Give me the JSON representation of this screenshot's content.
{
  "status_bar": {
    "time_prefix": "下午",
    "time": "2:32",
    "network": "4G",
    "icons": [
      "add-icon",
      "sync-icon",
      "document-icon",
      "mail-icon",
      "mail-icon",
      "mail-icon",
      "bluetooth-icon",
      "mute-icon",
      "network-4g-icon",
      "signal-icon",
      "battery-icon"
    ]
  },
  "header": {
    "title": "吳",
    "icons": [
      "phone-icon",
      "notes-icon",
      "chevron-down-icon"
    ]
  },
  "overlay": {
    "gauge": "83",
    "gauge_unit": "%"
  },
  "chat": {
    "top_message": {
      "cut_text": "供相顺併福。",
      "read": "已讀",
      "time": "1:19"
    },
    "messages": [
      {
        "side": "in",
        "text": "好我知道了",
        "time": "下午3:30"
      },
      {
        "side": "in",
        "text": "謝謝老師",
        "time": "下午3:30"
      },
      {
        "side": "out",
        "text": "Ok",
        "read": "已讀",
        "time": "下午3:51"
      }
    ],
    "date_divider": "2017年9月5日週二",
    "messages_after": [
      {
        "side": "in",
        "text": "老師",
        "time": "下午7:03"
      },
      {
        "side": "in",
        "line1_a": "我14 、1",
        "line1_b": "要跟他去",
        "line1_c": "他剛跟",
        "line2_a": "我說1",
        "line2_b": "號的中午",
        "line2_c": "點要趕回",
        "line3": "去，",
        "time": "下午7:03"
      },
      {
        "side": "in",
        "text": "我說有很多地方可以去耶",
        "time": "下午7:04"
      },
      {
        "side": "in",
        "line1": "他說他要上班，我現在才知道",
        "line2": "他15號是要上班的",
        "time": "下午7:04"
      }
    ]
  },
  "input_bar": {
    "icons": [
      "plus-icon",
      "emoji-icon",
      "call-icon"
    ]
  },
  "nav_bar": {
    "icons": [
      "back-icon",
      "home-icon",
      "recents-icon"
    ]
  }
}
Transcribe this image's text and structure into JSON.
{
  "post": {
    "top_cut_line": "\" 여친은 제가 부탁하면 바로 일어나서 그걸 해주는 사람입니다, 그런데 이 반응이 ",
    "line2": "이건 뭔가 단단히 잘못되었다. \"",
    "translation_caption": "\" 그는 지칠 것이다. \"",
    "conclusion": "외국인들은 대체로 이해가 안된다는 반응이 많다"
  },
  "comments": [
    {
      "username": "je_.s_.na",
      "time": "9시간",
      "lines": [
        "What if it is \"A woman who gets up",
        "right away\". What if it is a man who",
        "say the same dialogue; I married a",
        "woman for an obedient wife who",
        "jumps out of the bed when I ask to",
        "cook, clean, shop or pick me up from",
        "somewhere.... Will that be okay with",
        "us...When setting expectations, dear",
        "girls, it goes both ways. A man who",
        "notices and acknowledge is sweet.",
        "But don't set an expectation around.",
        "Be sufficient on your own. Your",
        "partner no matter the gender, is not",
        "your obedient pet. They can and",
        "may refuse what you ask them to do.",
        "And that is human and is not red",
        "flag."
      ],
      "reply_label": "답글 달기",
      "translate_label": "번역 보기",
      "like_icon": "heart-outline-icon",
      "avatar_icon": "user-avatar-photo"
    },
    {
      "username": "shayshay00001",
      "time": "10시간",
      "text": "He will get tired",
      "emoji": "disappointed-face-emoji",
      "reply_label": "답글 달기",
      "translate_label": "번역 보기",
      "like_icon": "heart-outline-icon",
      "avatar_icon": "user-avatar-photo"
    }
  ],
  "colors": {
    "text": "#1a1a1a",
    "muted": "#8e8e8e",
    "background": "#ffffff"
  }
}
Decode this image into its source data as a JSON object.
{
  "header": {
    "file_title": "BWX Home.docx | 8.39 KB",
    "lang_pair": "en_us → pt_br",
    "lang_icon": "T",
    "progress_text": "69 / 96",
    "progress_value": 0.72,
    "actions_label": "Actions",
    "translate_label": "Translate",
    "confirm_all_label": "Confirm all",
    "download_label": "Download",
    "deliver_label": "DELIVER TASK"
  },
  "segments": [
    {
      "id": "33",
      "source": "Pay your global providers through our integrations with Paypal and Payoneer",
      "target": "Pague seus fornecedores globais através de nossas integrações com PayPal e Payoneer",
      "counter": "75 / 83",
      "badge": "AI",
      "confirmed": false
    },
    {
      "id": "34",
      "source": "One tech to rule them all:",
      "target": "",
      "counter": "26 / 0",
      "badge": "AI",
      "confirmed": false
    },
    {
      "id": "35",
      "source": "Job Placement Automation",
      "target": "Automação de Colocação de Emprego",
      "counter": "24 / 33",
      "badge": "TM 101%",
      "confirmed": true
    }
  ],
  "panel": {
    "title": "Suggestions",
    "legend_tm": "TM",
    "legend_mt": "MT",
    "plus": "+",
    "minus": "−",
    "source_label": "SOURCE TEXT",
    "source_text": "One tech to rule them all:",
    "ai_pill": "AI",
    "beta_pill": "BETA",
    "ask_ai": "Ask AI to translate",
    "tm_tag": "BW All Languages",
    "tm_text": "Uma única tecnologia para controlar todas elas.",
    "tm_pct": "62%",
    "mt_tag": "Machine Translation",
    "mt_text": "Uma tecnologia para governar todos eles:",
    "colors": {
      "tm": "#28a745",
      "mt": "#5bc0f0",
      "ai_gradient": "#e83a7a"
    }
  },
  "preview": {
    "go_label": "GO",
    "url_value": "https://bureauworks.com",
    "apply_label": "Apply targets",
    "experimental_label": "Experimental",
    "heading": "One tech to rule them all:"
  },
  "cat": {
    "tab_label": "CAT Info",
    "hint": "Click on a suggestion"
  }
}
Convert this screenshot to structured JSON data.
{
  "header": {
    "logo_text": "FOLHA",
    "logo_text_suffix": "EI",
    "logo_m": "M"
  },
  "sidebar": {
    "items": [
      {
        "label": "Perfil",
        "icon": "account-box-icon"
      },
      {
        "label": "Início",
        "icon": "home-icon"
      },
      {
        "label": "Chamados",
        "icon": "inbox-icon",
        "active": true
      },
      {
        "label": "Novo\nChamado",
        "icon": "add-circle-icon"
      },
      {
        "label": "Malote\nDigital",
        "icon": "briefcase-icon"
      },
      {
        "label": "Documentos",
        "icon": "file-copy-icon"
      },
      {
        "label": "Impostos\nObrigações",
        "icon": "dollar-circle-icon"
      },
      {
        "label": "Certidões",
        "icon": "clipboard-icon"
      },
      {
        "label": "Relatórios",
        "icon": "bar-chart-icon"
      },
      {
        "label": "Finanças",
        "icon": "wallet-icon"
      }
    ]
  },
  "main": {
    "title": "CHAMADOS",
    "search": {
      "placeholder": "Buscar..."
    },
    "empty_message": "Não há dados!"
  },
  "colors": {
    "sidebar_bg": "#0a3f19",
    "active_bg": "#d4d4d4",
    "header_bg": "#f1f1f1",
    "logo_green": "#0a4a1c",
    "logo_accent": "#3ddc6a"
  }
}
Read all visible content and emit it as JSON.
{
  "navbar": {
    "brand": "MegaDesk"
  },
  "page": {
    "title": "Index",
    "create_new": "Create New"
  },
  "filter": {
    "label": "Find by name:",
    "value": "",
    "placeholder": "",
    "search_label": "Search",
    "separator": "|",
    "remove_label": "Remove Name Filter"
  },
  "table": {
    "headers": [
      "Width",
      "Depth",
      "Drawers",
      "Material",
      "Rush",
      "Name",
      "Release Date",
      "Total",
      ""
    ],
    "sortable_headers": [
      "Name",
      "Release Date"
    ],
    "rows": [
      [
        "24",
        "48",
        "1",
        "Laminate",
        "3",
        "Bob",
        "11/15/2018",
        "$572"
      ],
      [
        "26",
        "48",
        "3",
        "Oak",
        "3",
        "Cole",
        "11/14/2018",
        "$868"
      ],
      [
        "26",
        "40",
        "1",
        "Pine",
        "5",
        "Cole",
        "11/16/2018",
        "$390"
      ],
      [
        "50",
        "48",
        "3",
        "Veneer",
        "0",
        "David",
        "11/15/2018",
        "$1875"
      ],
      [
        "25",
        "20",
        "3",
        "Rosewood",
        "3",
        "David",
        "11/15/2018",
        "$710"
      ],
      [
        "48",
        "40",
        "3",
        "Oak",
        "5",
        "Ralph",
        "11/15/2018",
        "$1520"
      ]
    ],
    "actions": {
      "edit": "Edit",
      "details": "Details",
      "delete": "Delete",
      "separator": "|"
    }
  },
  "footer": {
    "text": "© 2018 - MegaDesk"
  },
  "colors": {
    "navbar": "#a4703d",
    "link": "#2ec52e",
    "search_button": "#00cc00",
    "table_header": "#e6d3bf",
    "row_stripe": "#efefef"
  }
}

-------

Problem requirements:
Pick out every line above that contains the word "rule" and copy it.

Problem solution:
      "source": "One tech to rule them all:",
    "source_text": "One tech to rule them all:",
    "heading": "One tech to rule them all:"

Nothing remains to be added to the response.